The false church has always shown contempt for the glory of God and of His church; witness Nebuchadnezzar removing the golden vessels of the temple. And the false church has always imitated the glory of the true church with a counterfeit glory: “though thou deckest thee with ornaments of gold . . . . in vain shalt thou make thyself fair” (Jer. 4:30). The ruling power of the antichristian world makes the same God-dishonoring attempt, being arrayed in purple, and decked with gold, and precious stones, and bearing a golden cup signifying worldly glory, but which God brands as fornication! (Rev. 17:4). This “glory” shall be destroyed. Then shall be heard the cry, “How is the gold become dim! how is the most fine gold changed the stones of the sanctuary are poured out in the top of every street. The precious sons of Zion, comparable to fine gold, how are they esteemed as earthen pitchers” (Lam. 4:1, 2). This is another way of saying that the glory has departed! (Cf. Ezek. 27:22, 25Dan. 2:37, 38; and Rev. 18:7, 12, 16, 23). 

But the glory and beauty of the true church shall remain, and continue undimmed, ‘as typified in the golden lamp stand which provided the light in the Holy Place. No natural light was permitted to penetrate this sanctuary; only the light radiating from the seven olive-oil lamps of the golden lamp stand (not ‘candlestick’). This beautiful piece of furniture was a type of Christ mystical, i.e. of Christ as Head together with His body, the church. He is the lamp of the new paradise (Rev. 22:5), “for the glory of God did lighten it, and the Lamb is the light thereof” (Rev. 22:23). Our inseparable oneness with Christ is typified by the branches of that lamp stand. The branches were the light bearers (type of the believers), and were one with the main stem of the seven-branched lamp stand. It was all beaten out of the same piece of pure gold. How beautifully this typology is preadjusted to the truth we learn later in Scripture, that we are crucified together with Christ, also raised and seated together with Him on His throne,—glorified with Him. For the church is one with Him in glory, and in the ultimate earthly manifestation of the perfection of divine glory! 

Now, finally, after coming the God-ordained way into the sanctuary, namely thru the brazen altar of the cross; and into the holy place, we reverently and joyfully enter the Holiest of All! There is the Ark of the Covenant.
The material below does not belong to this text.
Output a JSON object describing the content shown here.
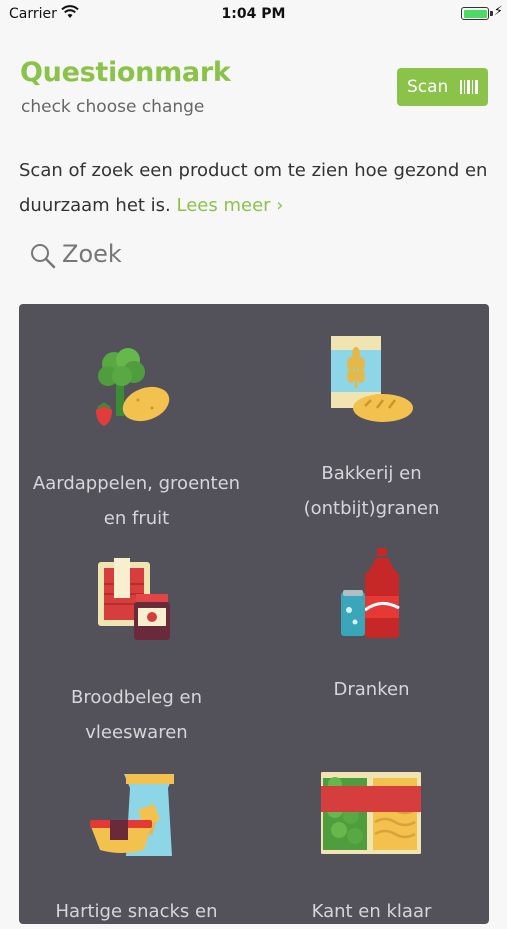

Now we may experience covenant nearness and fellowship with God in complete realization. The Ark is covered with a lid called the mercy seat. Upon this two cherubim faced one another, and were not fastened to the mercy seat, but were of one piece with it, also signifying our oneness with Christ in glory. If you will take the time and care to compare Ezek. 1:5, 10 with Ezek. 10:20 you will see that the living creatures and the cherubim are the same. The Book of the Revelation mentions the four living creatures (Rev. 4:6, R.V.) together with the twenty-four elders (Rev. 5:8-12), the latter wearing “crowns of gold” (Rev. 4:4). Here is all creation represented as glorified, now completely delivered from the bondage of corruption into the liberty of the glory of the children of God (Rom. 8:21, R.V.). In Rev. 4 the twenty-four elders sing a song of creation (v. 11). In the following chapter they sing a song of the New Creation, new creation thru the blood of the Lamb. The whole universe praises the Lamb (Rev. 5:13), saying, “Unto Him that sitteth on the throne, and unto the Lamb, be the blessing, and the honor, and the glory, and the dominion far ever and ever!” And to this cry of joy unspeakable; all creation responds with “Amen!” This is too much glory for the glorified church. They are too overcome to make any more utterance. They can only fall down and worship. “And (v. 14) the elders fell down and worshipped.” Could we possibly have a different spiritual and emotional reaction! 

R.C.H.